MILITARY prosecutors will this week reveal why they believe that a pregnant US army sergeant was killed by her husband.
A military hearing starts tomorrow into the death of Deirdre Aguigui, who died in July 2011.
Her soldier husband, Private Isaac Aguigui, is accused of her murder.
His hearing will take place at the army installation at Fort Stewart, near Savannah, where the couple were both stationed.
The army charged the private with his wife’s murder and causing the death of his unborn child in April.
At this week’s hearing, evidence will be presented to prosecutors, including advising commanders on whether to seek a court martial for the 21-year-old.
It has previously been claimed that the soldier used insurance money from his wife’s death to buy weapons for an anti-US government militia group.
The Article 32 hearing, similar to a civilian grand jury, is expected to uncover even more twists.
Civilian prosecutors say Private Aguigui recruited disgruntled soldiers to commit thefts and buy weapons as part of a militia group that talked of bombing a park fountain in nearby Savannah and poisoning apple crops in Washington state.
Prosecutors say Private Aguigui funded the group with $500,000 (about £330,000) he received from his wife’s life insurance.
No details of how Sgt Aguigui died have been revealed. She was midway through her pregnancy and died days after finding out she was having a baby boy.
Her husband worked as an intelligence analyst in the army’s 3rd Infantry Division, while his wife was an army linguist. She became pregnant after returning from a deployment to Iraq.
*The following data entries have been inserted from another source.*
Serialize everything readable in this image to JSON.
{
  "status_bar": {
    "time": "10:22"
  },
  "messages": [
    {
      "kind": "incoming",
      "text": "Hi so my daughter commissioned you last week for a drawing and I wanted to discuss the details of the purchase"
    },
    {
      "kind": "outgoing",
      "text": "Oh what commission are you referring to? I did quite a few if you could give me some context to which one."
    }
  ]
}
Private Aguigui and two other soldiers based at Fort Stewart are already facing the death penalty for the double murder of a former member of their infantry unit and his teenage girlfriend.
They were both shot in the woods outside the army post just a few months after Private Aguigui’s wife died.
Authorities claim that the couple were killed because the soldier was about to leave the army and they knew a lot about the militia group.
It was while looking into their murders that prosecutors found evidence of the group, including information about possible terrorist plots across the United States.